[Data records Boundary: Start]

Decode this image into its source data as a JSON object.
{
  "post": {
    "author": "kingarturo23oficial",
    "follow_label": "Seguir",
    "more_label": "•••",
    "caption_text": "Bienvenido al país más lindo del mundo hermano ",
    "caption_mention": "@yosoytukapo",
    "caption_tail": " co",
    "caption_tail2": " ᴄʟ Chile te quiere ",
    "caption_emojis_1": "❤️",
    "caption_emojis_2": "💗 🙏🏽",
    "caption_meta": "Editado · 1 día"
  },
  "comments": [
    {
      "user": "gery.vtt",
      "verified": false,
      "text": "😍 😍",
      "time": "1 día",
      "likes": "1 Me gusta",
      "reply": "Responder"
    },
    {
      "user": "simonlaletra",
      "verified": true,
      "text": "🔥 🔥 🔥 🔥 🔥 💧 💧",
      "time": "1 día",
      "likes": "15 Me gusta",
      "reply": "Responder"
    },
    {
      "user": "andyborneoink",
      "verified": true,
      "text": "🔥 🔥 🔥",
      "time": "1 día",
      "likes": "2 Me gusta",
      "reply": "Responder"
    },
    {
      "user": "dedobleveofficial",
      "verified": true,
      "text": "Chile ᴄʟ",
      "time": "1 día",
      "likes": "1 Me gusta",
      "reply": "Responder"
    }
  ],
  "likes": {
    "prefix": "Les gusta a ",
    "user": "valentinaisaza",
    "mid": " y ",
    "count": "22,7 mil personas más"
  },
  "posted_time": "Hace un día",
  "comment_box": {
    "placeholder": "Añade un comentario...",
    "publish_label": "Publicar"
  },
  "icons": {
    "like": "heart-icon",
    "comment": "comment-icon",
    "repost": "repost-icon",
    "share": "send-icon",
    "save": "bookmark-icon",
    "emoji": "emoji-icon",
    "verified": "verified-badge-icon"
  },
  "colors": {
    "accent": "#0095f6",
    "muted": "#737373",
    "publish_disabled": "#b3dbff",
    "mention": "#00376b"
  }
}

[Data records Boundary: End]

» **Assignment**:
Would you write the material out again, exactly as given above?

» **Answer space**:
Decode this image into its source data as a JSON object.
{
  "post": {
    "author": "kingarturo23oficial",
    "follow_label": "Seguir",
    "more_label": "•••",
    "caption_text": "Bienvenido al país más lindo del mundo hermano ",
    "caption_mention": "@yosoytukapo",
    "caption_tail": " co",
    "caption_tail2": " ᴄʟ Chile te quiere ",
    "caption_emojis_1": "❤️",
    "caption_emojis_2": "💗 🙏🏽",
    "caption_meta": "Editado · 1 día"
  },
  "comments": [
    {
      "user": "gery.vtt",
      "verified": false,
      "text": "😍 😍",
      "time": "1 día",
      "likes": "1 Me gusta",
      "reply": "Responder"
    },
    {
      "user": "simonlaletra",
      "verified": true,
      "text": "🔥 🔥 🔥 🔥 🔥 💧 💧",
      "time": "1 día",
      "likes": "15 Me gusta",
      "reply": "Responder"
    },
    {
      "user": "andyborneoink",
      "verified": true,
      "text": "🔥 🔥 🔥",
      "time": "1 día",
      "likes": "2 Me gusta",
      "reply": "Responder"
    },
    {
      "user": "dedobleveofficial",
      "verified": true,
      "text": "Chile ᴄʟ",
      "time": "1 día",
      "likes": "1 Me gusta",
      "reply": "Responder"
    }
  ],
  "likes": {
    "prefix": "Les gusta a ",
    "user": "valentinaisaza",
    "mid": " y ",
    "count": "22,7 mil personas más"
  },
  "posted_time": "Hace un día",
  "comment_box": {
    "placeholder": "Añade un comentario...",
    "publish_label": "Publicar"
  },
  "icons": {
    "like": "heart-icon",
    "comment": "comment-icon",
    "repost": "repost-icon",
    "share": "send-icon",
    "save": "bookmark-icon",
    "emoji": "emoji-icon",
    "verified": "verified-badge-icon"
  },
  "colors": {
    "accent": "#0095f6",
    "muted": "#737373",
    "publish_disabled": "#b3dbff",
    "mention": "#00376b"
  }
}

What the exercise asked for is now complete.